References: Early Rhythm Control
For patients with diabetic neuropathy, guidelines recommend initial treatment with amitriptyline, duloxetine, pregabalin, or gabapentin. However, patients can often have symptoms that are refractory to monotherapy. Clinicians may choose to add a second medication as adjunctive therapy, but this strategy has not been assessed in high-quality studies. A recent study in the Lancet compared three treatment pathways over 16 weeks. Titration to maximal tolerated dose of initial therapy (amitriptyline, duloxetine, or pregabalin) occurred during the first six weeks with subsequent supplementation (pregabalin in the first two groups, amitriptyline in the final group) over the following ten weeks if symptoms were inadequately controlled. Mean pain intensity decreased from 6.6 (on a 10-point scale) to 3.3 during the final week of each pathway, with no significant differences between pathways at any point. While about 35% achieved adequate pain relief with monotherapy, an additional 15% achieved this threshold with the supplemental second agent. While this study has the potential to change practice, it is worth noting that the known side effects of these drug classes were seen frequently during the study. Additionally, the lack of both a placebo control and investigation of sequential monotherapy (switching from one class of medication to another prior to combination therapy) may limit the study’s impact.

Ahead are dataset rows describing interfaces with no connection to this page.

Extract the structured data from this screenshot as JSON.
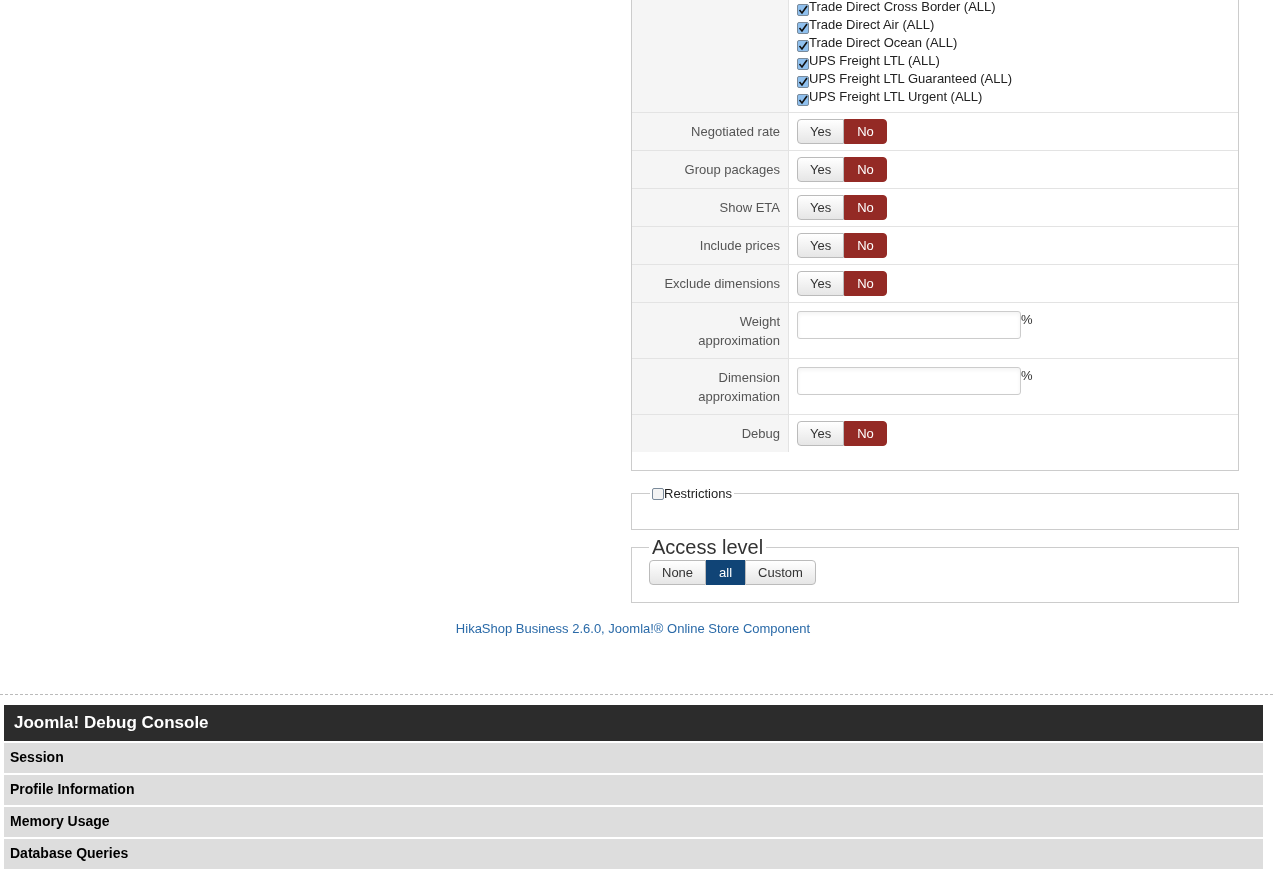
{
  "services": [
    {
      "label": "Trade Direct Cross Border (ALL)",
      "checked": true
    },
    {
      "label": "Trade Direct Air (ALL)",
      "checked": true
    },
    {
      "label": "Trade Direct Ocean (ALL)",
      "checked": true
    },
    {
      "label": "UPS Freight LTL (ALL)",
      "checked": true
    },
    {
      "label": "UPS Freight LTL Guaranteed (ALL)",
      "checked": true
    },
    {
      "label": "UPS Freight LTL Urgent (ALL)",
      "checked": true
    }
  ],
  "settings": [
    {
      "kind": "toggle",
      "label": "Negotiated rate",
      "options": [
        {
          "label": "Yes",
          "selected": false
        },
        {
          "label": "No",
          "selected": true
        }
      ]
    },
    {
      "kind": "toggle",
      "label": "Group packages",
      "options": [
        {
          "label": "Yes",
          "selected": false
        },
        {
          "label": "No",
          "selected": true
        }
      ]
    },
    {
      "kind": "toggle",
      "label": "Show ETA",
      "options": [
        {
          "label": "Yes",
          "selected": false
        },
        {
          "label": "No",
          "selected": true
        }
      ]
    },
    {
      "kind": "toggle",
      "label": "Include prices",
      "options": [
        {
          "label": "Yes",
          "selected": false
        },
        {
          "label": "No",
          "selected": true
        }
      ]
    },
    {
      "kind": "toggle",
      "label": "Exclude dimensions",
      "options": [
        {
          "label": "Yes",
          "selected": false
        },
        {
          "label": "No",
          "selected": true
        }
      ]
    },
    {
      "kind": "input",
      "label": "Weight approximation",
      "suffix": "%"
    },
    {
      "kind": "input",
      "label": "Dimension approximation",
      "suffix": "%"
    },
    {
      "kind": "toggle",
      "label": "Debug",
      "options": [
        {
          "label": "Yes",
          "selected": false
        },
        {
          "label": "No",
          "selected": true
        }
      ]
    }
  ],
  "restrictions": {
    "label": "Restrictions",
    "checked": false
  },
  "access_level": {
    "title": "Access level",
    "options": [
      {
        "label": "None",
        "selected": false
      },
      {
        "label": "all",
        "selected": true
      },
      {
        "label": "Custom",
        "selected": false
      }
    ]
  },
  "footer_link": "HikaShop Business 2.6.0, Joomla!® Online Store Component",
  "debug_console": {
    "title": "Joomla! Debug Console",
    "sections": [
      "Session",
      "Profile Information",
      "Memory Usage",
      "Database Queries"
    ]
  }
}
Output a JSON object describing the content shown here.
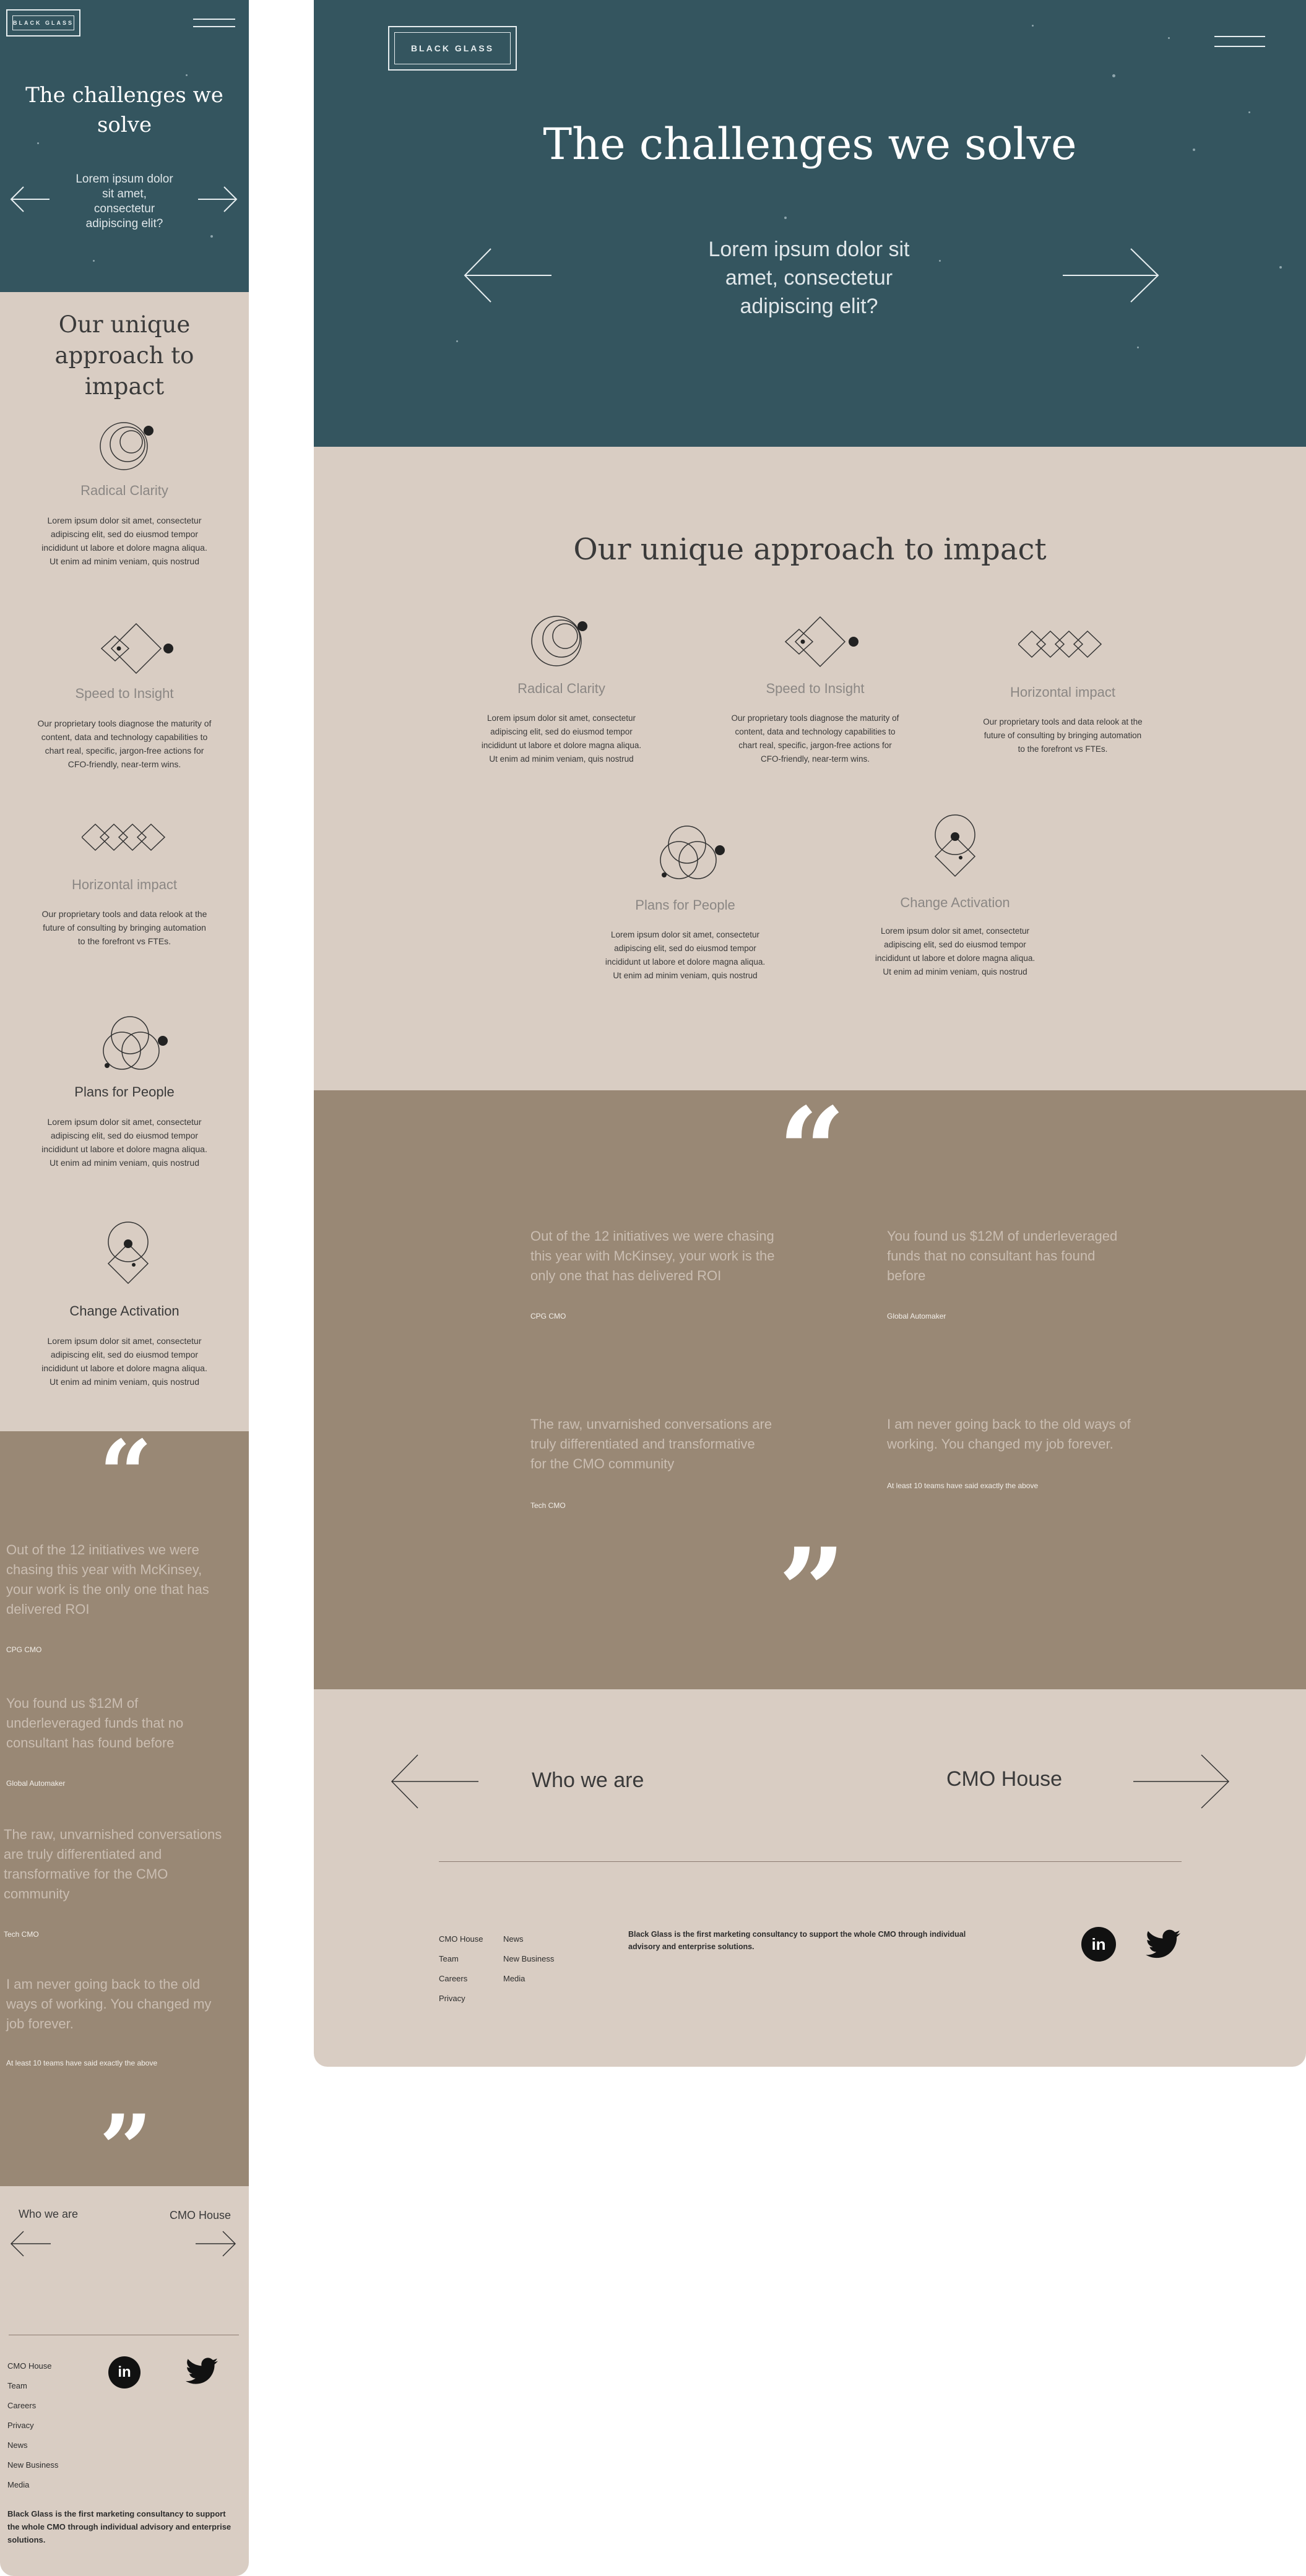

References: Diabetic Neuropathy Treatment
Drug-resistant tuberculosis is a driving factor behind the continued worldwide tuberculosis epidemic. In addition, tuberculosis treatment regimens are often lengthy and burdensome for patients, lasting between 9 and 24 months and involving multiple drugs with serious adverse cardiac, hepatic, and neurologic effects. A study in 2020 showed that the combination of bedaquiline (a diarylquinoline medication that targets the ATP synthase enzyme of TB mycobacteria), pretomanid (a nitroimidazole, a novel class of anti-bacterial agents developed by the TB Alliance), and linezolid 1200mg for 26 weeks resulted in a microbiologic cure of > 90%, but with significant rates of linezolid toxicity. In a follow up study, investigators examined rates of cure if the linezolid dosing were 1200mg for 9 or 26 weeks or 600mg for 9 or 26 weeks. Rates of clinical cure were 93% for the 1200mg-26 weeks cohort, 89% for the 1200mg-9 weeks cohort, 91% for the 600mg-26 weeks cohort, and 84% for the 600mg-9 weeks cohort. While adverse effects were still a significant concern in the study, the authors and editorialists – and subsequently the WHO in May 2022 – endorsed the combination of bedaquiline, pretomanid, and linezolid 600mg for 26 weeks (BPL 600-26, for short) as an appropriate alternative to lengthier treatment regimens for multi-drug resistant tuberculosis.

References: Drug-Resistant Tuberculosis